Zerosum describes a situation in which a participant's gain (or loss) is exactly balanced by the losses (or gains) of the other participant(s). It is so named because when you add up the total gains of the participants and subtract the total losses then they will sum to zero. Cutting a cake is zero or constantsum because taking a larger piece for yourself reduces the amount of cake available for others. Situations where participants can all gain or suffer together, such as a country with an excess of bananas trading with an other country for their excess of apples where both benefit from the transaction, are referred to as nonzerosum. The concept was first developed in game theory and consequently zerosum situations are often called zerosum games though this does not imply that the concept, or game theory itself, applies only to what are commonly referred to as games. Optimal strategies for twoplayer zerosum games can often be found using minimax strategies. Game theory is a branch of applied mathematics that uses models to study interactions with formalised incentive structures (games). Unlike decision theory, which also studies formalised incentive structures, game theory encompasses decisions that are made in an environment where various players interact strategically. ...
Minimax (sometimes minmax) is a method in decision theory for minimizing the maximum possible loss. ...
In 1944 John von Neumann and Oskar Morgenstern proved that any zerosum game involving n players is in fact a generalised form of a zerosum game for two persons; and that any nonzerosum game for n players can be reduced to a zerosum game for n + 1 players, the (n + 1) th player representing the global profit or loss. John von Neumann in the 1940s. ...
This means that the zerosum game for two players forms the essential core of mathematical game theory. (The two paragraphs above are translated from the French article on zerosum games) To treat a nonzerosum situation as a zerosum situation, or to believe that all situations are zerosum situations, is called the zerosum fallacy. This article or section should include material from Lump of labour fallacy A zerosum fallacy is a logical error committed by assuming that some quantity is constant when it is not. ...

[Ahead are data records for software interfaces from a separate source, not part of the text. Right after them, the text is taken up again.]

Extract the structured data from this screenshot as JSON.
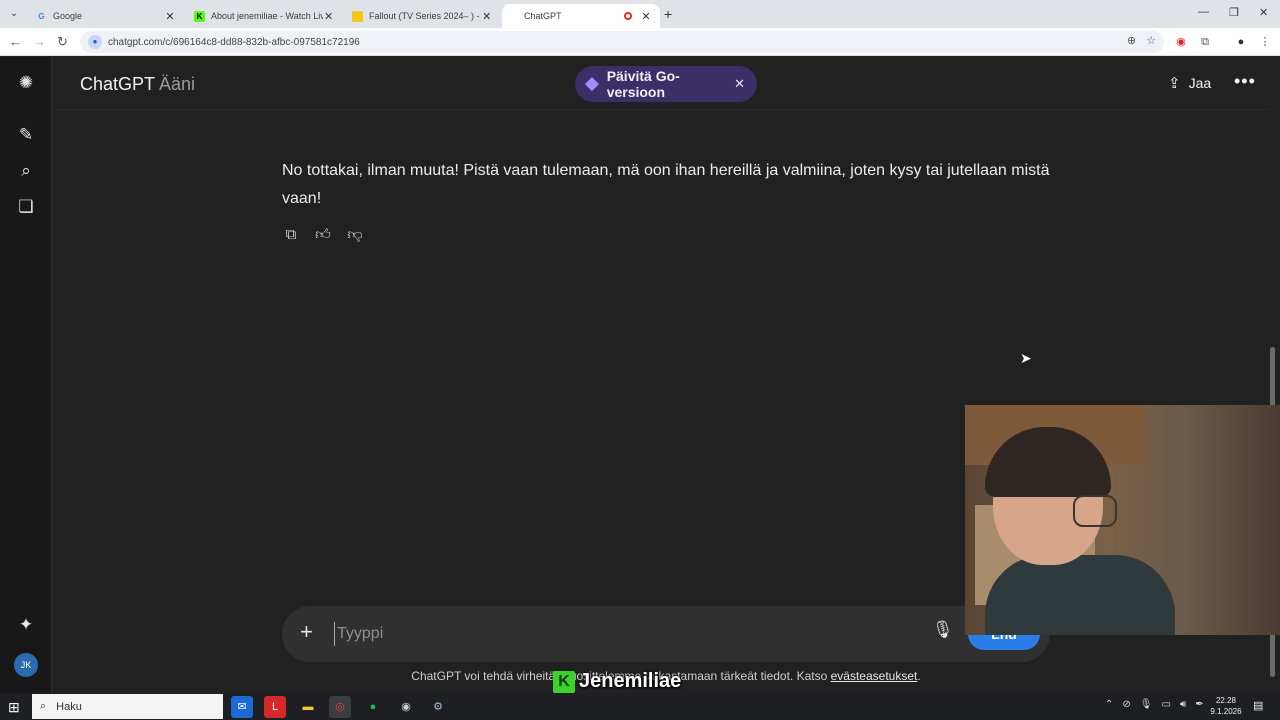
{
  "browser": {
    "tabs": [
      {
        "title": "Google",
        "favicon": "google-icon",
        "active": false
      },
      {
        "title": "About jenemiliae - Watch Live o",
        "favicon": "kick-icon",
        "active": false
      },
      {
        "title": "Fallout (TV Series 2024– ) - IMD",
        "favicon": "imdb-icon",
        "active": false
      },
      {
        "title": "ChatGPT",
        "favicon": "",
        "active": true,
        "recording": true
      }
    ],
    "url": "chatgpt.com/c/696164c8-dd88-832b-afbc-097581c72196"
  },
  "app": {
    "title": "ChatGPT",
    "subtitle": "Ääni",
    "upgrade_label": "Päivitä Go-versioon",
    "share_label": "Jaa",
    "message": "No tottakai, ilman muuta! Pistä vaan tulemaan, mä oon ihan hereillä ja valmiina, joten kysy tai jutellaan mistä vaan!",
    "composer": {
      "placeholder": "Tyyppi",
      "end_label": "Lnd"
    },
    "disclaimer": "ChatGPT voi tehdä virheitä. Suosittelemme tarkastamaan tärkeät tiedot. Katso ",
    "disclaimer_link": "evästeasetukset",
    "disclaimer_end": ".",
    "avatar_initials": "JK"
  },
  "overlay": {
    "streamer_name": "Jenemiliae",
    "badge": "K"
  },
  "taskbar": {
    "search_label": "Haku",
    "time": "22.28",
    "date": "9.1.2026"
  },
  "colors": {
    "background": "#212121",
    "upgrade_pill": "#3b2f66",
    "end_button": "#2b7de9"
  }
}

Economics and nonzerosum
Nonzerosum situations are an important part of economic activity due to production, marginal utility and valuesubjectivity. Most economic situations are nonzerosum, since valuable goods and services can be created, destroyed, or badly allocated, and any of these will create a net gain or loss. The optimal strategy for nonzerosum games is Tit for Tat. In economics, marginal utility is the additional utility (satisfaction or benefit) that a consumer derives from an additional unit of a commodity or service. ...
Tit for Tat is a highlyeffective strategy in game theory for the iterated prisoners dilemma. ...
If a farmer succeeds in raising a bumper crop, he will benefit by being able to sell more food and make more money. The consumers he serves benefit as well, because there is more food to go around, so the price per unit of food will be lower. Other farmers who have not had such a good crop might suffer somewhat due to these lower prices, but this cost to other farmers may very well be less than the benefits enjoyed by everyone else, such that overall the bumper crop has created a net benefit. The same argument applies to other types of productive activity. Trade is a nonzerosum activity because all parties to a voluntary transaction believe that they will be better off after the trade than before, otherwise they would not participate. It is possible that they are mistaken in this belief, but experience suggests that people are more often than not able to judge correctly when a transaction would leave them better off, and thus persist in trading throughout their lives. It is not always the case that every participant will benefit equally. However, a trade is still a nonzerosum situation whenever the result is a net gain, regardless of how evenly or unevenly that gain is distributed.
Complexity and nonzerosum It has been theorized by Robert Wright, and among others, that society becomes increasingly nonzerosum as it becomes more complex, specialized, and interdependent. As one supporter of this view states: Robert Wright, one of the clearest and most thoughtful writers of this or any era, is a visiting scholar at the University of Pennsylvania. ...
 The more complex societies get and the more complex the networks of interdependence within and beyond community and national borders get, the more people are forced in their own interests to find nonzerosum solutions. That is, winwin solutions instead of winlose solutions.... Because we find as our interdependence increases that, on the whole, we do better when other people do better as well  so we have to find ways that we can all win, we have to accommodate each other  Bill Clinton, Wired interview, December 2000.[1]
William Jefferson Clinton (born William Jefferson Blythe III on August 19, 1946) was the 42nd President of the United States from 1993 to 2001. ...
Wired can refer to: Wired magazine, a monthly technology magazine. ...
This article is about the year 2000. ...
See also  game
 groupdynamic game
 winwin game